On Wednesday, May 18, 2016, the U.S. Department of Labor published a new rule that will increase the salary requirements for “exempt” employees under the Fair Labor Standards Act. The regulation will go into effect on December 1, 2016, giving employers fewer than 200 days to prepare. What does this mean for you as an employer and what must you do now to be ready for the upcoming change?
Under the Fair Labor Standards Act (FLSA), non-exempt employees must be paid 1.5 times their regular pay rate for any time worked over 40 in a workweek. However, certain employees may be categorized as “exempt” from the FLSA’s overtime requirement. The exemption depends on three things:
The new regulation affects the second factor – the salary threshold. Currently, an employee must be paid at least $455 per week or $23,600 per year to satisfy the salary requirement. The new regulation more than doubles the required salary threshold to $913 per week or $47,476 per year for non-Highly Compensated Employees. The salary requirement for Highly Compensated Employees will increase from $100,000 to $134,004 per year. The Department of Labor will update the salary threshold every three years moving forward. The next adjustment after the new rule takes effect will be on January 1, 2020.
The new rule now allows employers to meet the salary threshold for non-Highly Compensated Employees through the payment of non-discretionary bonuses, incentive pay, or commissions. However, these payments must be made at least quarterly. If an employee does not earn enough of a non-discretionary bonus, incentive pay, or commissions in a quarter to meet the required salary level, employers may make a catch up payment no later than the next pay period after the end of the quarter. The catch up payment must be counted toward the prior quarter’s salary.
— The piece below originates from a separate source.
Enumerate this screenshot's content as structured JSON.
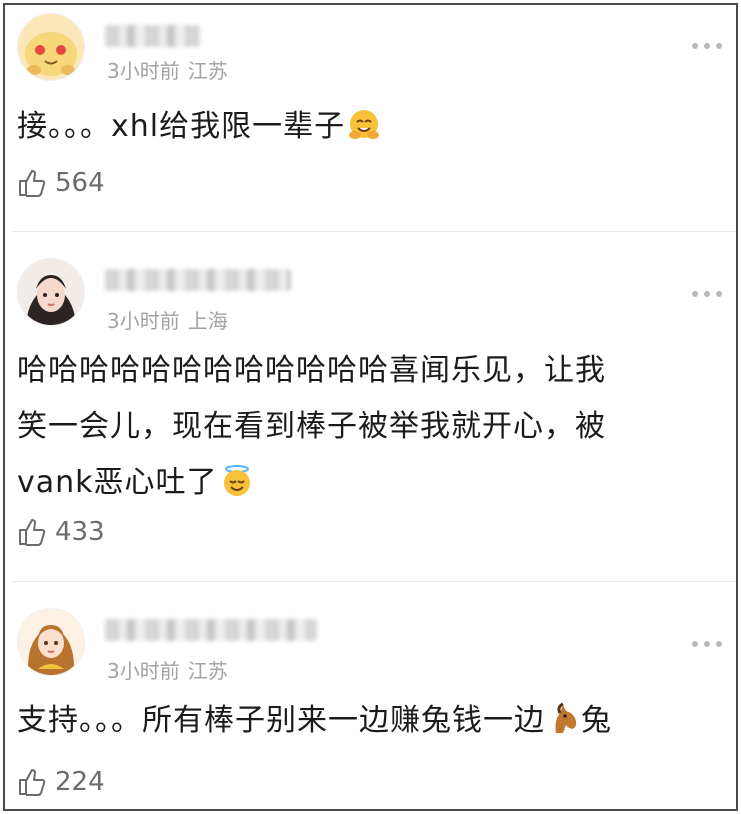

There are some things you should do now to ensure your company is FLSA compliant when the new rules take effect:
If this feels overwhelming and you do not know where to begin, or if you have questions as you proceed with your preparation, we’d appreciate the opportunity to help. Remember, non-compliance can be very costly for your organization if you are subject to a DOL audit. Preparing now will make the transition easier for your organization when the rule goes into effect on December 1, 2016.